Our exclusive look inside the new data centers of Fidelity, GM, Capital One, Equinix, ServiceNow, and Bank Of America shows the future of computing.
2 of 7
Fidelity keeps its options open
Fidelity Investments is set to open a state-of-the-art data center in Nebraska based on a design it has been working on for five years. Fidelity aims to use as much open source code and standardized Open Compute hardware as possible in its data center, along with its own proprietary "Click to Compute" server orchestration and management system.
As an early member of Facebook's Open Compute Project, Fidelity is hoping to see competing suppliers produce servers for a networked, rack-based hardware platform that encourages rapid cycles of innovation. As part of a highly regulated industry, it also wants a data center that it owns and manages and in which it retains company data.
The data center, slated to open in September, implements the Centercore design Fidelity has been working on since 2009, as it settled on the right blend of elements for a leading financial services company.
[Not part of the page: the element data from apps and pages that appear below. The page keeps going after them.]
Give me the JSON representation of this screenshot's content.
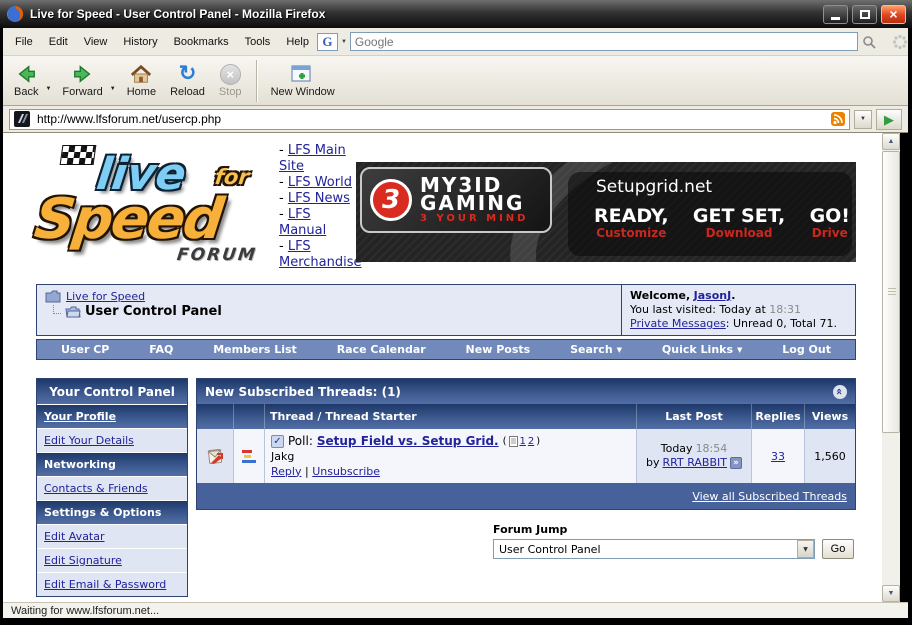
{
  "icons": {
    "caret_down": "▼",
    "reload_arrow": "↻",
    "go_play": "▶",
    "close_x": "×",
    "stop_x": "×",
    "collapse_chevrons": "«",
    "go_last_arrow": "»",
    "checkbox_check": "✓",
    "scroll_up": "▲",
    "scroll_down": "▼"
  },
  "titlebar": {
    "title": "Live for Speed - User Control Panel - Mozilla Firefox"
  },
  "menubar": {
    "items": [
      "File",
      "Edit",
      "View",
      "History",
      "Bookmarks",
      "Tools",
      "Help"
    ],
    "search_engine_letter": "G",
    "search_placeholder": "Google"
  },
  "toolbar": {
    "back": "Back",
    "forward": "Forward",
    "home": "Home",
    "reload": "Reload",
    "stop": "Stop",
    "new_window": "New Window"
  },
  "addressbar": {
    "url": "http://www.lfsforum.net/usercp.php"
  },
  "logo": {
    "live": "live",
    "for": "for",
    "speed": "Speed",
    "forum": "FORUM"
  },
  "sitelinks": {
    "dash": "-",
    "items": [
      "LFS Main Site",
      "LFS World",
      "LFS News",
      "LFS Manual",
      "LFS Merchandise"
    ]
  },
  "banner": {
    "brand_digit": "3",
    "brand_line1": "MY3ID",
    "brand_line2": "GAMING",
    "brand_tagline": "3 YOUR MIND",
    "site": "Setupgrid.net",
    "steps": [
      {
        "main": "READY,",
        "sub": "Customize"
      },
      {
        "main": "GET SET,",
        "sub": "Download"
      },
      {
        "main": "GO!",
        "sub": "Drive"
      }
    ]
  },
  "breadcrumb": {
    "root": "Live for Speed",
    "current": "User Control Panel"
  },
  "welcome": {
    "greeting": "Welcome,",
    "username": "JasonJ",
    "period": ".",
    "visited_prefix": "You last visited: Today at",
    "visited_time": "18:31",
    "pm_link": "Private Messages",
    "pm_rest": ": Unread 0, Total 71."
  },
  "navbar": {
    "items": [
      "User CP",
      "FAQ",
      "Members List",
      "Race Calendar",
      "New Posts",
      "Search",
      "Quick Links",
      "Log Out"
    ]
  },
  "sidebar": {
    "title": "Your Control Panel",
    "profile_category": "Your Profile",
    "link_details": "Edit Your Details",
    "category_networking": "Networking",
    "link_contacts": "Contacts & Friends",
    "category_settings": "Settings & Options",
    "link_avatar": "Edit Avatar",
    "link_signature": "Edit Signature",
    "link_email": "Edit Email & Password"
  },
  "threads": {
    "title": "New Subscribed Threads: (1)",
    "columns": [
      "Thread / Thread Starter",
      "Last Post",
      "Replies",
      "Views"
    ],
    "row": {
      "poll_prefix": "Poll:",
      "title": "Setup Field vs. Setup Grid.",
      "pages_open": "(",
      "page_1": "1",
      "page_2": "2",
      "pages_close": ")",
      "starter": "Jakg",
      "reply": "Reply",
      "link_sep": "|",
      "unsubscribe": "Unsubscribe",
      "last_day": "Today",
      "last_time": "18:54",
      "by": "by",
      "last_user": "RRT RABBIT",
      "replies": "33",
      "views": "1,560"
    },
    "footer_link": "View all Subscribed Threads"
  },
  "forum_jump": {
    "label": "Forum Jump",
    "selected": "User Control Panel",
    "go": "Go"
  },
  "statusbar": {
    "text": "Waiting for www.lfsforum.net..."
  },
  "colors": {
    "close_button": "#e0431c",
    "panel_border": "#2e4372",
    "category_top": "#1d3869",
    "category_bottom": "#526ea5",
    "navbar_blue": "#7289bb",
    "footer_blue": "#47619b",
    "row_light": "#f4f6fb",
    "row_blue": "#dfe5f2",
    "link_navy": "#22229c",
    "banner_red": "#d92b1f"
  }
}
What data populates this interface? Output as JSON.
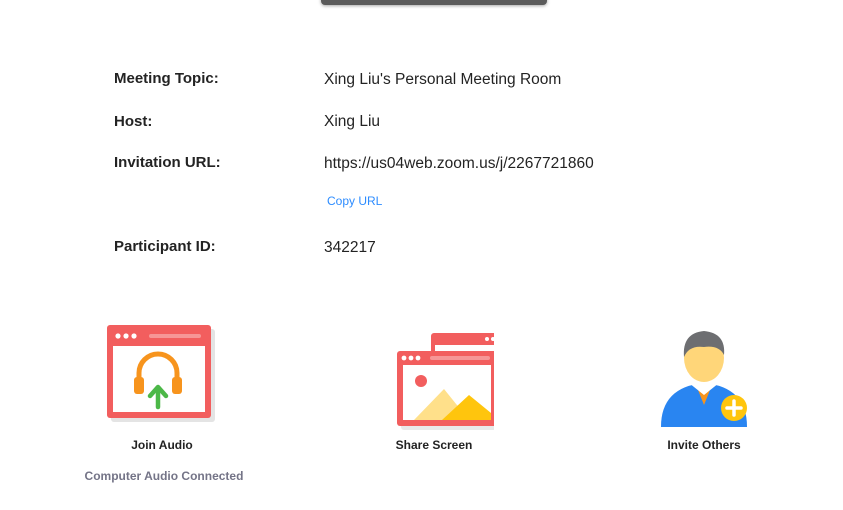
{
  "meeting_info": {
    "topic_label": "Meeting Topic:",
    "topic_value": "Xing Liu's Personal Meeting Room",
    "host_label": "Host:",
    "host_value": "Xing Liu",
    "url_label": "Invitation URL:",
    "url_value": "https://us04web.zoom.us/j/2267721860",
    "copy_url": "Copy URL",
    "participant_label": "Participant ID:",
    "participant_value": "342217"
  },
  "actions": {
    "join_audio": "Join Audio",
    "share_screen": "Share Screen",
    "invite_others": "Invite Others"
  },
  "audio_status": "Computer Audio Connected",
  "colors": {
    "window_red": "#f25e5e",
    "headphone_orange": "#f7941d",
    "arrow_green": "#4cb848",
    "image_yellow": "#ffc50d",
    "user_blue": "#2d8cff",
    "link_blue": "#2d8cff"
  }
}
Its intention is to capture the elasticity of "hyperscale" data centers built by the likes of Google and Amazon, says Eric Wells, Fidelity's VP of data center services. "It's a very open design that can evolve as we decide to add capacity in the future."
In the previous generation of Fidelity data centers, Wells says, "We found a lot of stranded power and IT capacity, where the infrastructure couldn't take full advantage of the resources available to it because of a crowding together of the wrong mix of elements." Fidelity adds units to its Centercore design in 500-kilowatt or 1-megawatt units, with all the power capable of being consumed by the equipment in the unit. A 500-kilowatt CoreUnit might typically represent 2,200 square feet of data center space.
CoreUnits are steel-frame, one-story rooms that can be assembled together like Lego pieces coming together at the site, Wells says. CoreUnits have sliding panels in the walls that allow a new unit added to the data center to open up and provide contiguous space to another CoreUnit. The units are built off-site to Fidelity's specs by an independent fabricator, Environmental Air Systems, and then trucked to Fidelity's data center construction site. The units, unlike earlier modular designs based on shipping containers, may be stacked into a multistory building, which can be particularly useful in an urban location.
Within days of arrival, they've been equipped with the power connections and cabling they need to take up their station. An entire data center can be constructed in this way in six months, and expanded as needed. Fidelity calls it "just-in-time data center construction" and builds no more than it needs at any one time.
Each CoreUnit has its own cooling system and power distribution system. They're designed to run at a warm 90 degrees, collecting hot air off the equipment and either cooling it or venting it to the outside. CoreUnits can withstand F3-force winds, which can occur in the large tornadoes that strike the Midwest.
Fidelity's Nebraska data center is expected to use 40% less energy than the company's previous data centers.
It will contain thousands of x86 servers, but unlike Google's and Amazon's facilities, it will also contain some RISC/Unix servers, Wells says. The servers and switches are based on Open Compute standards.